- Understanding Whole as a Percentage
- Simplifying Percentages
- FDP
- Finding 10%
- Finding 5%
- Finding % of an amount
- Percentage Increase & Decrease

## Learning Checklist

- Understanding Percentages
- Percentage symbol
- Understanding percentages visually

## Understanding Percentage

A percentage is a number that is expressed as a part of 100.

**Per** means **Out Of**, & **cent** means **100**.

Let’s discuss more.

5% means 5 out of 100.

12% means 12 out of 100.

## Let's learn through visuals.

## Examples

A percentage can be represented by shading in a 100 square grid.

## Let's Summarize

### Percentage

AÂ percentageÂ is a number which is expressed as aÂ **partÂ of 100**.Â Â

**Per**Â meansÂ **out of,**Â &Â **cent**Â meansÂ **100**.

Symbol: %

## Test Your Understanding

## Olympiad Level Questions

Practice Quiz(download **meandmath practice app**)

## Still Stuck!

Book a free demo class & clear your doubts!

## Related Topics

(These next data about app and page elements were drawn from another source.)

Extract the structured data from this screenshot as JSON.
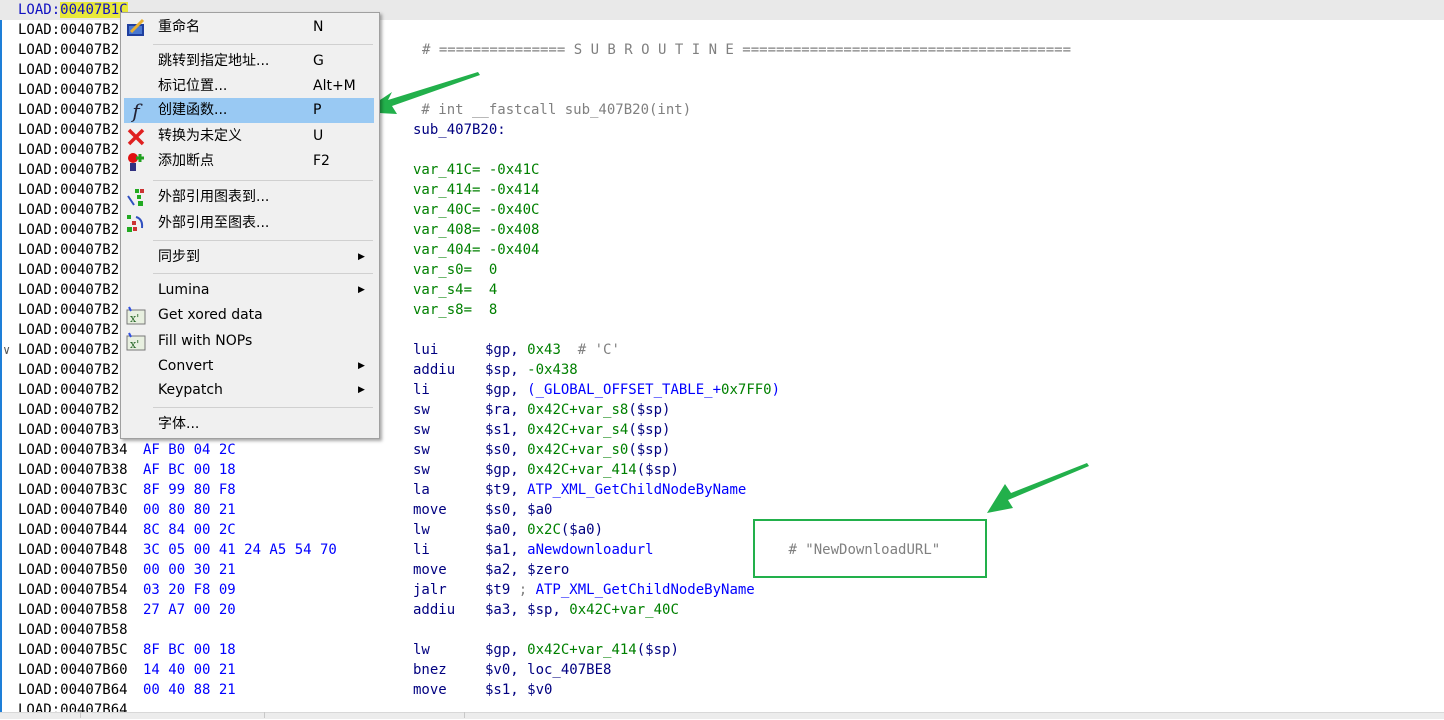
{
  "colors": {
    "accent": "#99c9f3",
    "annotation": "#22b04b",
    "address_highlight": "#e8e83a"
  },
  "listing": [
    {
      "addr_prefix": "LOAD:",
      "addr_hl": "00407B1C",
      "current": true
    },
    {
      "addr": "LOAD:00407B2"
    },
    {
      "addr": "LOAD:00407B2",
      "text": [
        {
          "t": "# =============== S U B R O U T I N E =======================================",
          "c": "cmt"
        }
      ],
      "indent": true
    },
    {
      "addr": "LOAD:00407B2"
    },
    {
      "addr": "LOAD:00407B2"
    },
    {
      "addr": "LOAD:00407B2",
      "text": [
        {
          "t": " # int __fastcall sub_407B20(int)",
          "c": "cmt"
        }
      ]
    },
    {
      "addr": "LOAD:00407B2",
      "text": [
        {
          "t": "sub_407B20:",
          "c": "lbl"
        }
      ]
    },
    {
      "addr": "LOAD:00407B2"
    },
    {
      "addr": "LOAD:00407B2",
      "text": [
        {
          "t": "var_41C= -0x41C",
          "c": "var"
        }
      ]
    },
    {
      "addr": "LOAD:00407B2",
      "text": [
        {
          "t": "var_414= -0x414",
          "c": "var"
        }
      ]
    },
    {
      "addr": "LOAD:00407B2",
      "text": [
        {
          "t": "var_40C= -0x40C",
          "c": "var"
        }
      ]
    },
    {
      "addr": "LOAD:00407B2",
      "text": [
        {
          "t": "var_408= -0x408",
          "c": "var"
        }
      ]
    },
    {
      "addr": "LOAD:00407B2",
      "text": [
        {
          "t": "var_404= -0x404",
          "c": "var"
        }
      ]
    },
    {
      "addr": "LOAD:00407B2",
      "text": [
        {
          "t": "var_s0=  0",
          "c": "var"
        }
      ]
    },
    {
      "addr": "LOAD:00407B2",
      "text": [
        {
          "t": "var_s4=  4",
          "c": "var"
        }
      ]
    },
    {
      "addr": "LOAD:00407B2",
      "text": [
        {
          "t": "var_s8=  8",
          "c": "var"
        }
      ]
    },
    {
      "addr": "LOAD:00407B2"
    },
    {
      "addr": "LOAD:00407B2",
      "chevron": true,
      "mn": "lui",
      "ops": [
        {
          "t": "$gp, ",
          "c": "reg"
        },
        {
          "t": "0x43",
          "c": "num"
        },
        {
          "t": "  # 'C'",
          "c": "cmt"
        }
      ]
    },
    {
      "addr": "LOAD:00407B2",
      "mn": "addiu",
      "ops": [
        {
          "t": "$sp, ",
          "c": "reg"
        },
        {
          "t": "-0x438",
          "c": "num"
        }
      ]
    },
    {
      "addr": "LOAD:00407B2",
      "mn": "li",
      "ops": [
        {
          "t": "$gp, ",
          "c": "reg"
        },
        {
          "t": "(_GLOBAL_OFFSET_TABLE_+",
          "c": "name"
        },
        {
          "t": "0x7FF0",
          "c": "num"
        },
        {
          "t": ")",
          "c": "name"
        }
      ]
    },
    {
      "addr": "LOAD:00407B2",
      "mn": "sw",
      "ops": [
        {
          "t": "$ra, ",
          "c": "reg"
        },
        {
          "t": "0x42C+var_s8",
          "c": "num"
        },
        {
          "t": "($sp)",
          "c": "reg"
        }
      ]
    },
    {
      "addr": "LOAD:00407B3",
      "mn": "sw",
      "ops": [
        {
          "t": "$s1, ",
          "c": "reg"
        },
        {
          "t": "0x42C+var_s4",
          "c": "num"
        },
        {
          "t": "($sp)",
          "c": "reg"
        }
      ]
    },
    {
      "addr": "LOAD:00407B34",
      "bytes": "AF B0 04 2C",
      "mn": "sw",
      "ops": [
        {
          "t": "$s0, ",
          "c": "reg"
        },
        {
          "t": "0x42C+var_s0",
          "c": "num"
        },
        {
          "t": "($sp)",
          "c": "reg"
        }
      ]
    },
    {
      "addr": "LOAD:00407B38",
      "bytes": "AF BC 00 18",
      "mn": "sw",
      "ops": [
        {
          "t": "$gp, ",
          "c": "reg"
        },
        {
          "t": "0x42C+var_414",
          "c": "num"
        },
        {
          "t": "($sp)",
          "c": "reg"
        }
      ]
    },
    {
      "addr": "LOAD:00407B3C",
      "bytes": "8F 99 80 F8",
      "mn": "la",
      "ops": [
        {
          "t": "$t9, ",
          "c": "reg"
        },
        {
          "t": "ATP_XML_GetChildNodeByName",
          "c": "name"
        }
      ]
    },
    {
      "addr": "LOAD:00407B40",
      "bytes": "00 80 80 21",
      "mn": "move",
      "ops": [
        {
          "t": "$s0, $a0",
          "c": "reg"
        }
      ]
    },
    {
      "addr": "LOAD:00407B44",
      "bytes": "8C 84 00 2C",
      "mn": "lw",
      "ops": [
        {
          "t": "$a0, ",
          "c": "reg"
        },
        {
          "t": "0x2C",
          "c": "num"
        },
        {
          "t": "($a0)",
          "c": "reg"
        }
      ]
    },
    {
      "addr": "LOAD:00407B48",
      "bytes": "3C 05 00 41 24 A5 54 70",
      "mn": "li",
      "ops": [
        {
          "t": "$a1, ",
          "c": "reg"
        },
        {
          "t": "aNewdownloadurl",
          "c": "name"
        },
        {
          "t": "                # \"NewDownloadURL\"",
          "c": "cmt"
        }
      ]
    },
    {
      "addr": "LOAD:00407B50",
      "bytes": "00 00 30 21",
      "mn": "move",
      "ops": [
        {
          "t": "$a2, $zero",
          "c": "reg"
        }
      ]
    },
    {
      "addr": "LOAD:00407B54",
      "bytes": "03 20 F8 09",
      "mn": "jalr",
      "ops": [
        {
          "t": "$t9 ",
          "c": "reg"
        },
        {
          "t": "; ",
          "c": "cmt"
        },
        {
          "t": "ATP_XML_GetChildNodeByName",
          "c": "name"
        }
      ]
    },
    {
      "addr": "LOAD:00407B58",
      "bytes": "27 A7 00 20",
      "mn": "addiu",
      "ops": [
        {
          "t": "$a3, $sp, ",
          "c": "reg"
        },
        {
          "t": "0x42C+var_40C",
          "c": "num"
        }
      ]
    },
    {
      "addr": "LOAD:00407B58"
    },
    {
      "addr": "LOAD:00407B5C",
      "bytes": "8F BC 00 18",
      "mn": "lw",
      "ops": [
        {
          "t": "$gp, ",
          "c": "reg"
        },
        {
          "t": "0x42C+var_414",
          "c": "num"
        },
        {
          "t": "($sp)",
          "c": "reg"
        }
      ]
    },
    {
      "addr": "LOAD:00407B60",
      "bytes": "14 40 00 21",
      "mn": "bnez",
      "ops": [
        {
          "t": "$v0, loc_407BE8",
          "c": "reg"
        }
      ]
    },
    {
      "addr": "LOAD:00407B64",
      "bytes": "00 40 88 21",
      "mn": "move",
      "ops": [
        {
          "t": "$s1, $v0",
          "c": "reg"
        }
      ]
    },
    {
      "addr": "LOAD:00407B64"
    }
  ],
  "context_menu": {
    "items": [
      {
        "label": "重命名",
        "shortcut": "N",
        "icon": "rename-icon"
      },
      {
        "sep": true
      },
      {
        "label": "跳转到指定地址...",
        "shortcut": "G"
      },
      {
        "label": "标记位置...",
        "shortcut": "Alt+M"
      },
      {
        "label": "创建函数...",
        "shortcut": "P",
        "icon": "function-icon",
        "selected": true
      },
      {
        "label": "转换为未定义",
        "shortcut": "U",
        "icon": "undefine-x-icon"
      },
      {
        "label": "添加断点",
        "shortcut": "F2",
        "icon": "breakpoint-icon"
      },
      {
        "sep": true
      },
      {
        "label": "外部引用图表到...",
        "icon": "xref-graph-to-icon"
      },
      {
        "label": "外部引用至图表...",
        "icon": "xref-graph-from-icon"
      },
      {
        "sep": true
      },
      {
        "label": "同步到",
        "submenu": true
      },
      {
        "sep": true
      },
      {
        "label": "Lumina",
        "submenu": true
      },
      {
        "label": "Get xored data",
        "icon": "script-plugin-icon"
      },
      {
        "label": "Fill with NOPs",
        "icon": "script-plugin-icon"
      },
      {
        "label": "Convert",
        "submenu": true
      },
      {
        "label": "Keypatch",
        "submenu": true
      },
      {
        "sep": true
      },
      {
        "label": "字体..."
      }
    ]
  }
}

- Understanding Whole as a Percentage
- Simplifying Percentages
- FDP
- Finding 10%
- Finding 5%
- Finding % of an amount
- Percentage Increase & Decrease